|Heart of Avalonia|
planes of weakness: Irregular
This section includes examples of planes of weakness that have unusual characteristics, complex form, or that cannot readily be classified into one of the other sections.
This feature appears to be the top or near-top of an anticline in alluvial sedimentary rock. Evidence of bedding planes can be seen as indistinct lines paralleling the ground. These lines are faintly visible on the vertical rock surfaces (40 cm high) that obliquely face the camera. The tops of the two strips of glacially-eroded bedrock appear to be bedding plane surfaces. The conspicuous joint set cutting across the beds has a strike 18 deg. E of N. This suggests that the joints are compressional tectonic joints, aligned in accordance with the general trend for regional metamorphism in this part of Heart of Avalonia. Normally, the joint set would be classified as a longitudinal joint set, but in this case the joints are aligned at 90 degrees to the axis of the fold, making them cross joints. The anticline itself is misaligned with the expected direction of compressional tectonic stress by 90 degrees.
The photos above show two different views of the same area of alluvial sedimentary bedrock. The rock has been glacially eroded and frost weathered. The distinct closely-spaced jointing visible somewhat edge-on in both pictures is compressional tectonic jointing striking approximately 20 deg. E of N. The elongated near-vertical rock faces visible in the left photo and seen approximately facing the camera in the right photo are failure surfaces formed by glacial ice acting on a set of tectonic cross joints. Other flat surfaces, aligned at oblique angles, can be seen in the photos. There are several surfaces and joint sets present in this rock that do not appear to correlate with directed tectonic stress from the Acadian orogeny. A previous episode or episodes of tectonic deformation of these rocks may account for the unexpected joints and failure surfaces.

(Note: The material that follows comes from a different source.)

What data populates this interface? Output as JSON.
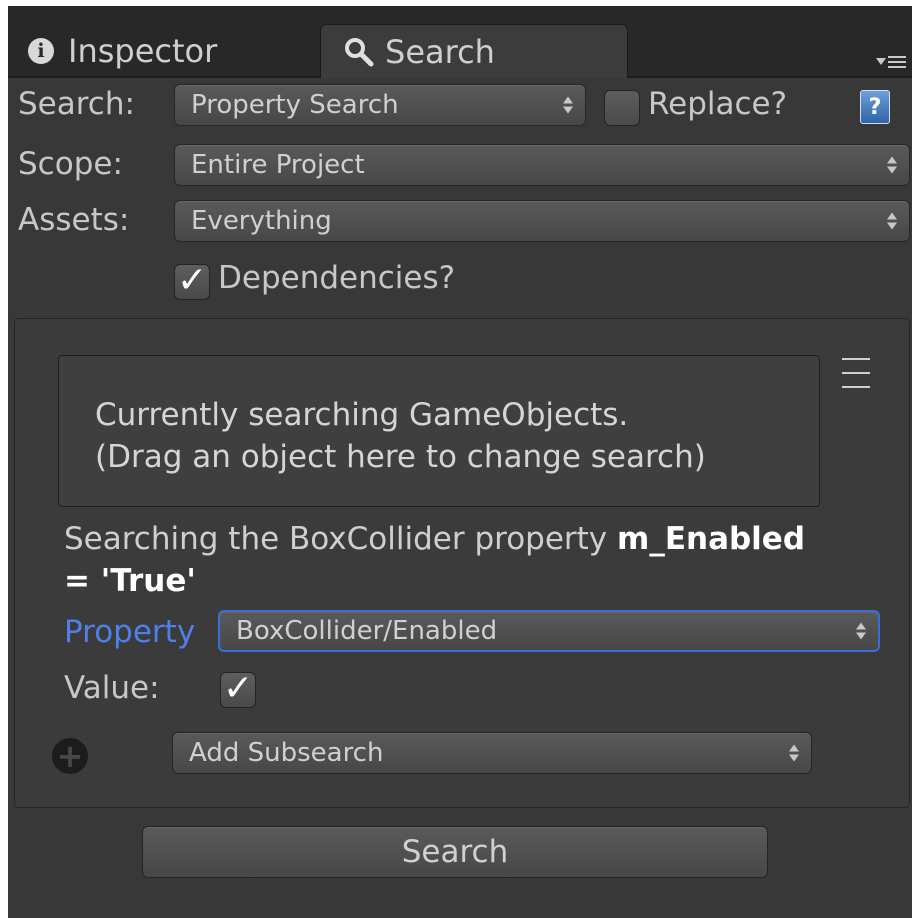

The alluvial sedimentary rock surface shown above appears to have been cleaved along a plane of weakness by glacial erosion. A second glacially-eroded plane is visible sloping downward from the top of the ridge, toward the right. There are two joint sets intersecting the surface shown in the foreground. The relationship of the joint pattern and the ice-eroded surfaces to the stress direction associated with the Acadian orogeny is ambiguous for this rock outcrop.
The horizontal ignimbrite bedrock surface shown above (width of view 50 cm) shows crenulation cleavage, or two intersecting sets of cleavage planes or joints. One of the cleavage directions in this rock corresponds to compressional tectonic cleavage, while the origin of the other cleavage direction might be shear strain induced by rheomorphic flow, remnant from when the ignimbrite was deposited. Alternatively, a second episode of compressional tectonic stress might have partially overprinted the cleavage from a previous episode.
This alluvial sedimentary rock has broken apart into large blocks (individual dimensions of the order of 1 m) following glacial ice loading and subsequent frost weathering. The underlying pattern of joints and failure surfaces appears chaotic and unrelated to tectonic stress. However, the rocks shown above lie in a strongly folded area where tectonically aligned jointing would normally be expected.
Both of the pictures above show horizontal bedrock surfaces about 1 m wide. The rock in the photo on the left is basalt, while the rock shown on the right is fine-grained granite. The erosion-etched patterns might reflect underlying weaknesses or jointing in the rock, or the patterns might be only superficial, caused by water penetrating the rock and then by frost weathering. If the patterns reflect joints or weaknesses in the underlying rock, then the origin of the weaknesses is likely in thermal contraction of the rock after solidification.
heartofavalonia.org Exploring Geologic History